You can substitute the garlic powder to onion powder, add dried parsley, or more red chili flakes. It depends on your taste.
I like to have it on hand and season all the recipes with it. It’s not overly spicy. If you don’t have all these spices, feel free to omit. Use what you have on hand.
Did you know that this mix that we call Italian seasoning is not very popular in traditional Italian Cuisine? It’s called this way because Italians often cook with oregano, basil rosemary, and thyme.
How to Make Italian Seasoning
This recipe is extremely easy to make, and you’ll never reach the store to buy pre-packed again.
All you have to do is to gather all the spices, measure them, mix, and transfer to a jar.
How to Store
Keep the seasoning in an airtight container, a drawer or cupboard. It’s perfect to use for up to 6 months.
I make most of my seasonings at home because I can control the quality of the ingredients and avoid the extra salt. This Italian blend is also gluten-free and perfect to use in any recipe that calls for Italian seasoning.
Other Recipes You’ll Love
- Homemade Cajun Seasoning
- Easy Italian Caprese Salad Recipe
- One-Pot Low Carb and Keto Zuppa Toscana
- Stuffed Zucchini Boats
- Crispy Parmesan Baked Zucchini Fries
- Oven-Baked Crispy Chicken Tenders
- Combine all the ingredients in a bowl.
- Transfer the Italian seasoning in an airtight container.
- *Feel free to make a bigger batch if you’d like*
How do we calculate the nutrition info?
These nutrition facts listed are determined using nutrition information from the USDA Food Database. Our nutrition facts are accurate, but if you are using different products, please make your calculations.
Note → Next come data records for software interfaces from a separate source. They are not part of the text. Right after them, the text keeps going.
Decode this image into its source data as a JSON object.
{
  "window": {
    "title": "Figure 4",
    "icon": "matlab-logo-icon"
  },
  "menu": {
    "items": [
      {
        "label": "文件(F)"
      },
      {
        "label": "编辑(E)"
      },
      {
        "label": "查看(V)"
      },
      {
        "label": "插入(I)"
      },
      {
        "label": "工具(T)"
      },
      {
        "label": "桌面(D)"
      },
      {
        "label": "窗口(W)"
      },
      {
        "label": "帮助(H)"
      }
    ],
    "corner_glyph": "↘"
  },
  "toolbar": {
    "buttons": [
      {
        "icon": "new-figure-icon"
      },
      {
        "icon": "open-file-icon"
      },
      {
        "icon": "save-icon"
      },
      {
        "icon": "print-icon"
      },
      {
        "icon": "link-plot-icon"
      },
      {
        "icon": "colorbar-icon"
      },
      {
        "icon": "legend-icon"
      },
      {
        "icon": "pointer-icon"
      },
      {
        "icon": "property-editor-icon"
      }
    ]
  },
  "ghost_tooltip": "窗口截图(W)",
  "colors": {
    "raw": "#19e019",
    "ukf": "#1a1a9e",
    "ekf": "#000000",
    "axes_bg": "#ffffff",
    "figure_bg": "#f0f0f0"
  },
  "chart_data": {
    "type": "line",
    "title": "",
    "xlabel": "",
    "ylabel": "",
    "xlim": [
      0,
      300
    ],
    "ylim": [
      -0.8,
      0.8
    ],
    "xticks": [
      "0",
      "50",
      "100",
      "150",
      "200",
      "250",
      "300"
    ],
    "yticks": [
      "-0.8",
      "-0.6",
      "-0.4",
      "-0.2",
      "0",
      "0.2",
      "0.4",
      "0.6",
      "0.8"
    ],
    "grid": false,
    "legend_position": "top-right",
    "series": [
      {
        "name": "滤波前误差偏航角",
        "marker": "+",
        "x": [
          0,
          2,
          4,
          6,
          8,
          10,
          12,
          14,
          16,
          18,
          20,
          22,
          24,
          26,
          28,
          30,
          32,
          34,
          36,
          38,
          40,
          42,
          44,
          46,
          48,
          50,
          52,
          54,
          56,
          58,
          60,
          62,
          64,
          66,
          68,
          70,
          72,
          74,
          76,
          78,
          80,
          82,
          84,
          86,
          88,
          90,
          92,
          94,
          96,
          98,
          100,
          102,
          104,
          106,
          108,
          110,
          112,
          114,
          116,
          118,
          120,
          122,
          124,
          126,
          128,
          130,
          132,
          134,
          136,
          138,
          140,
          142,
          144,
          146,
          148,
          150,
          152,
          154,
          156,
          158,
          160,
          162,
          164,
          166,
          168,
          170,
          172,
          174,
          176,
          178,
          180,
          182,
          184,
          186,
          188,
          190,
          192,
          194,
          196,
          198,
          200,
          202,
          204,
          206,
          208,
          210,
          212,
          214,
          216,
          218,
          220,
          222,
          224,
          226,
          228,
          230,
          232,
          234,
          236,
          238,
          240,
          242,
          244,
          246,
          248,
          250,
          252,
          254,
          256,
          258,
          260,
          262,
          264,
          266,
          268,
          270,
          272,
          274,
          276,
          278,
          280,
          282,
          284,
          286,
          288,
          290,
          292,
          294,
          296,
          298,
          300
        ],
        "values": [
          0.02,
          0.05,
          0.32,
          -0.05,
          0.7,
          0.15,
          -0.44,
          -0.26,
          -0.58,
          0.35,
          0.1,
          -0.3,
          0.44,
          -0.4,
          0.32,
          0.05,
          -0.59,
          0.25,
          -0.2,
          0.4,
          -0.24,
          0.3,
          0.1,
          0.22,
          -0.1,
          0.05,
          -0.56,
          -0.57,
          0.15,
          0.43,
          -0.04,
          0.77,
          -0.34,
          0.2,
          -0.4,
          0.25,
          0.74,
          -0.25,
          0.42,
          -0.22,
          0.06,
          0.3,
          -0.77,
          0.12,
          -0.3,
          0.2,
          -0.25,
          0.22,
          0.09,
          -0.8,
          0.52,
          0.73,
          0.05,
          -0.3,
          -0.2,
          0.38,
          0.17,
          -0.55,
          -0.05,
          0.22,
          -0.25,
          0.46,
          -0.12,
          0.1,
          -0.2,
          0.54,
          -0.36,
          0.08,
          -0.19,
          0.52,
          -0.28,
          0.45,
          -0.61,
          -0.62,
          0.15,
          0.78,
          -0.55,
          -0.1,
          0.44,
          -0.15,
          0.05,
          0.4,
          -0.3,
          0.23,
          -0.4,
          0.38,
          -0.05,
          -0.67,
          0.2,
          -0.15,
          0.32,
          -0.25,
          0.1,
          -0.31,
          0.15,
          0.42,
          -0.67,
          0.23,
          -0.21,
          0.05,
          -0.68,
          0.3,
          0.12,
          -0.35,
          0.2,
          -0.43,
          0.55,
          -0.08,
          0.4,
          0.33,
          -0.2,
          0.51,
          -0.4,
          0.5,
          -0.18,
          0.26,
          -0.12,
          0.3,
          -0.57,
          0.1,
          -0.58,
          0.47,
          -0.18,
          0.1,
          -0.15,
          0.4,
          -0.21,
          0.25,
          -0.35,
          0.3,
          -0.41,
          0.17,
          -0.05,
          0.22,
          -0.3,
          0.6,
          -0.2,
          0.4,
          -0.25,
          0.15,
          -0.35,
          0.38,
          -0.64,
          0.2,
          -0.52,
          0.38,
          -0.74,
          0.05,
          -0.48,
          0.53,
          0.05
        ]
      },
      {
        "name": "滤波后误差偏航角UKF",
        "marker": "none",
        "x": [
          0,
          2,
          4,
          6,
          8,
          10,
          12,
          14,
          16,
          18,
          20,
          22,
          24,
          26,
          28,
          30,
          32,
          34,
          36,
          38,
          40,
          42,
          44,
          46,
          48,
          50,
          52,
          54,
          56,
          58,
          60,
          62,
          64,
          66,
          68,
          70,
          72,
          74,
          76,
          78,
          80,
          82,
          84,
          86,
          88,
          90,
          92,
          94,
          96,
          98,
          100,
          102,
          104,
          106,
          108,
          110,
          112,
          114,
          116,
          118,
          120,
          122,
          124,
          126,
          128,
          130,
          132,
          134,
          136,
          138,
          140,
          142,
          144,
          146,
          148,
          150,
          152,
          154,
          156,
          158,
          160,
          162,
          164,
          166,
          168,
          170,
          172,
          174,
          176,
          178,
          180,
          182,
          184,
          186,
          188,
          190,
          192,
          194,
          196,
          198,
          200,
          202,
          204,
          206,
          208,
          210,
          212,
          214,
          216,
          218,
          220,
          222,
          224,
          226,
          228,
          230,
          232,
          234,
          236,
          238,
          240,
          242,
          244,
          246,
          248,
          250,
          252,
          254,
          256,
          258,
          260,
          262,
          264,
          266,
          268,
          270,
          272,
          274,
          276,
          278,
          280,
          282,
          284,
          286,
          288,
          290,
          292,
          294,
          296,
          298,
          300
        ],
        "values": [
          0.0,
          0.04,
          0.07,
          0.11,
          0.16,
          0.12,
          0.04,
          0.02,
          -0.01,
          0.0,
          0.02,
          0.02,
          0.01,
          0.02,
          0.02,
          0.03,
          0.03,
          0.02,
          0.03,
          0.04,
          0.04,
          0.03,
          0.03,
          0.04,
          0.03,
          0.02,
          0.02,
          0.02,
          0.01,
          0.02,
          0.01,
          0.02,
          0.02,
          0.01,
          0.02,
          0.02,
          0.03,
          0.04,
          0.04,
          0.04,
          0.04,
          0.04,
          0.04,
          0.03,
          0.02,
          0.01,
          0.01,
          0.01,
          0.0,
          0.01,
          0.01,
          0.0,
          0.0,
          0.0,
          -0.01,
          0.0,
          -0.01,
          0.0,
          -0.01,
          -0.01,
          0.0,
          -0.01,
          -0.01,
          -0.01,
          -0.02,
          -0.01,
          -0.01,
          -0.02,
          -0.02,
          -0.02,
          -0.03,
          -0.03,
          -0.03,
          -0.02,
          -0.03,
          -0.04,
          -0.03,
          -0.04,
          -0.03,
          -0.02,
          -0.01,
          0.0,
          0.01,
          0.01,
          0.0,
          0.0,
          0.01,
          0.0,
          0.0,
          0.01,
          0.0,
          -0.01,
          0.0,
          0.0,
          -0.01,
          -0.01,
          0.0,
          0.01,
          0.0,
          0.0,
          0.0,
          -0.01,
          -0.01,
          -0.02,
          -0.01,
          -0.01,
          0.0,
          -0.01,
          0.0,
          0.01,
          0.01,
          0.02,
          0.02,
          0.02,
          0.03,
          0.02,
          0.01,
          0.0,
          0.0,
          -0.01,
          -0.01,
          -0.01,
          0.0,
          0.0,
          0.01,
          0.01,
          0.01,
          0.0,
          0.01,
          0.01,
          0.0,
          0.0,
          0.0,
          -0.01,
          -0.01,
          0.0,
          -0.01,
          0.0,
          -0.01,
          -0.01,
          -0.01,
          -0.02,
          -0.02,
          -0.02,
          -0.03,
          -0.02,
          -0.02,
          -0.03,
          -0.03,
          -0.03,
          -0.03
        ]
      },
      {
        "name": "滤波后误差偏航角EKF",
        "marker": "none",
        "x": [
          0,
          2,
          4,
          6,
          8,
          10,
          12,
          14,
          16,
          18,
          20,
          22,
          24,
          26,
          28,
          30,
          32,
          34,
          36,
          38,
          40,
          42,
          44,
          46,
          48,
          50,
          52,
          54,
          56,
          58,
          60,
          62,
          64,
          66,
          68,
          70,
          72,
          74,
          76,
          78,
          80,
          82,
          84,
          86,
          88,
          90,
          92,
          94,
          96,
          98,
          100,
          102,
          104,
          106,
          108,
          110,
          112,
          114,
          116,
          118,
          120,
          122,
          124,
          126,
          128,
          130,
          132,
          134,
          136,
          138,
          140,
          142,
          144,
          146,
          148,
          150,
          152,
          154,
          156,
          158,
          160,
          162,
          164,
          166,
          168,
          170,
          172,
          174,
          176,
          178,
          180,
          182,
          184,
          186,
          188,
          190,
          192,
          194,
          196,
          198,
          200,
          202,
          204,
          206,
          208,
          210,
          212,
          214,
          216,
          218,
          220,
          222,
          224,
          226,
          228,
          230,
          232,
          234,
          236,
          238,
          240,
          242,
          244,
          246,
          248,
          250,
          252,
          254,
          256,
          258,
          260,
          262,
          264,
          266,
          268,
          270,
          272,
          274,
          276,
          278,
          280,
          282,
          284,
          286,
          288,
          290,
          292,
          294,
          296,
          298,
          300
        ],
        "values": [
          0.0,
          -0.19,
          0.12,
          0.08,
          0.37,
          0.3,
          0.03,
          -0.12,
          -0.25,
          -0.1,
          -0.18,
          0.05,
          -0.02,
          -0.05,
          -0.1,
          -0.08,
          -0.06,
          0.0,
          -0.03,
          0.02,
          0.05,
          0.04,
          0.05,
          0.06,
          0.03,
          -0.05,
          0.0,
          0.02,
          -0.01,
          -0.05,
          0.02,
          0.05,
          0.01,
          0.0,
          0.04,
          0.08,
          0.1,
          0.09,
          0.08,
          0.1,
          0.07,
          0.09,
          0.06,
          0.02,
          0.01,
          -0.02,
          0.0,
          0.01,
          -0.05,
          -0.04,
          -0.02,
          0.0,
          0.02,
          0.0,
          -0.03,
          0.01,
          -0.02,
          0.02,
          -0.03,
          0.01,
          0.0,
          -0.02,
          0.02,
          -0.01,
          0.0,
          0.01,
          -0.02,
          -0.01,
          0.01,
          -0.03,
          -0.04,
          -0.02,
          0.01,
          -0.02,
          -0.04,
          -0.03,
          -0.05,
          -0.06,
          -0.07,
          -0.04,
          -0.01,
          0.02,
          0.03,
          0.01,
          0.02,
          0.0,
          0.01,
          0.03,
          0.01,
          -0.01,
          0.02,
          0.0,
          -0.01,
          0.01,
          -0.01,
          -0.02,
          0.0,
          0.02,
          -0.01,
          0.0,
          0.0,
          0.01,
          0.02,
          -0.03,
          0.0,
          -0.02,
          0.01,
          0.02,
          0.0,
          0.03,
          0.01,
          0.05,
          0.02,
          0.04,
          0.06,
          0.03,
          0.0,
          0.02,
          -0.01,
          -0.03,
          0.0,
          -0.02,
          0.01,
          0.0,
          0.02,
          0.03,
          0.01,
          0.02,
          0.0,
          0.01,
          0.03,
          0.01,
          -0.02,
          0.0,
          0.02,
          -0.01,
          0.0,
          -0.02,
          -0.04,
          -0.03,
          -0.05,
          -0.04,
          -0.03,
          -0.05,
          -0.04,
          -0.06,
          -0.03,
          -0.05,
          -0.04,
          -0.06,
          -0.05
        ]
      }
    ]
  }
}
Net carb count is calculated by subtracting both fiber and sugar alcohols because they don’t raise blood sugar.
The full recipe is in the recipe card below. Readers that love this aslo made these recipes: